'Enormous excursion trains daily poured their thousands into the city... Throughout the season... it was like.., a gigantic picnic... large numbers of work people received holidays for the purpose... 800 agricultural labourers in their peasants attire from Surrey and Sussex conducted by their clergy at a cost of two and twopence each person - numerous firms in the north sent their people who must have been gratified by the sight of their own handiwork - an agricultural implement worker in Suffolk sent his people in two hired vessels provided with sleeping berths, cooking apparatus and every comfort.'
From 'The Cyclopaedia of Useful Arts' by Charles Tomlinson, London, 1852
"It was decided that when Mr Blandydash went to the Great Exhibition, Mrs Blandydash should go with him. And then all the objections, and apprehensions she had of dangers, vanished like the vapour before the sun... The News of the World was borrowed every Saturday night, and the first thing hunted for, was the article on 'The Great Exhibition' and she read this to her beloved Barnabas...
But then, the next consideration was how should they go. Mr Blandydash and family were in very humble circumstances in life... They would, therefore, travel to London in their pony and cart... and as the distance was only seventy miles, it would be hard if they could not do it in a couple of days; then, if they allowed themselves a week for their trip, they would have two days to go, and two days to be in London, and two days to come back. Miss Leonora seemed to have an inclination to go by the rail; but her papa overruled it by saying that he had one wooden leg, and he did not wish to come back with another. Railways might do very well for people, who, like Turks, believed in fatalism; but for those who wished to take care of their bones and live as long as they could, they would never do.
The morning arrived on which they were to commence this long talked of excursion. [The journey took them three days]... They were now within a stone's throw of the great, grand, and beautiful Hyde Park... And as they now entered the confines of the park, they very soon saw [the Crystal Palace's] majestic head towering up among the trees, sparkling in the rays of the sun, like the sea by moonlight, the banners of all nations floating on top of it.
There it is, there it is', said Mr B, 'and I mean to say as it does great honour to the mighty Prince Albert who invented it... That's the sort of thing, my dear, to take the shine out of all the foreign kings and empires, popes and nabobs.'"'

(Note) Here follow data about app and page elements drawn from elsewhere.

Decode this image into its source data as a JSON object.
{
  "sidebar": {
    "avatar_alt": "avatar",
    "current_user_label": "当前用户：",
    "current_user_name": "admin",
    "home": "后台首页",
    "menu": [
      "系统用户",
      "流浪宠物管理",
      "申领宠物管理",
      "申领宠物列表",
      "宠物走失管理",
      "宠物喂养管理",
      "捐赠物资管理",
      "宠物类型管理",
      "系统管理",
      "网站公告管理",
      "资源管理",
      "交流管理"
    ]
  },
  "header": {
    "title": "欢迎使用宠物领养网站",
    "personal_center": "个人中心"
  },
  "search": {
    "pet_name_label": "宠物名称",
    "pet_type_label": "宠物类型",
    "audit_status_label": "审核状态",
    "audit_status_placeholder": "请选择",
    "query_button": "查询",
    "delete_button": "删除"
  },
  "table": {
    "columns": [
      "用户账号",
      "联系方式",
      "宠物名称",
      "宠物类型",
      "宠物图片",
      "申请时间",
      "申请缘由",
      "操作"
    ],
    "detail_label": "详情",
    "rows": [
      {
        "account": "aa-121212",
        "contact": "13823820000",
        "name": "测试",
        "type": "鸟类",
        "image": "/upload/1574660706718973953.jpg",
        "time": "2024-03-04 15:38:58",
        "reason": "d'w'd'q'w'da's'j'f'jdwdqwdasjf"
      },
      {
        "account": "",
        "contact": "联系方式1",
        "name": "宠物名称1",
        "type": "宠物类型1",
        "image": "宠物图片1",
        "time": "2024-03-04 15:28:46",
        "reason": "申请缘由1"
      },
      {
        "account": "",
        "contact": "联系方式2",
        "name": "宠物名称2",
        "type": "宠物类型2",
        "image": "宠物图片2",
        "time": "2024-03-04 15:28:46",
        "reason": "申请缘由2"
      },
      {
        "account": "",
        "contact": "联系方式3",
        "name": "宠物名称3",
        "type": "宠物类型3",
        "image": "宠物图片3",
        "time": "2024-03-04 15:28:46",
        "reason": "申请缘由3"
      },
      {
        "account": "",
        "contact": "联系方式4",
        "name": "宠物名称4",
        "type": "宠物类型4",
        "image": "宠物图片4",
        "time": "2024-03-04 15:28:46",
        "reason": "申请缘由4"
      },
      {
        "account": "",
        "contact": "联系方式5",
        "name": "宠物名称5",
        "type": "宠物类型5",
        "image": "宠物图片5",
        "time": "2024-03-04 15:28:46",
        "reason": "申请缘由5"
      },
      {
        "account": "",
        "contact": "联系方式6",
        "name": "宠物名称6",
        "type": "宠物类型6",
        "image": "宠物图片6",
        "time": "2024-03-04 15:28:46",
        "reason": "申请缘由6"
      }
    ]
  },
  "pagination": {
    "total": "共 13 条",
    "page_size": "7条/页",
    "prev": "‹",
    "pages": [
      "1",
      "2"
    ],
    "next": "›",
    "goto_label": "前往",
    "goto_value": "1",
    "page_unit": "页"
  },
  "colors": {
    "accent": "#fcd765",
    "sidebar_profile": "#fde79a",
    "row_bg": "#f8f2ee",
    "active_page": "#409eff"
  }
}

From 'The trip to the Great Exhibition of the Blandydash family' by Mr Banks, London, 1851.
Houlston and Stoneman, Paternoster Row, 1851 (NAL EX.1851.216)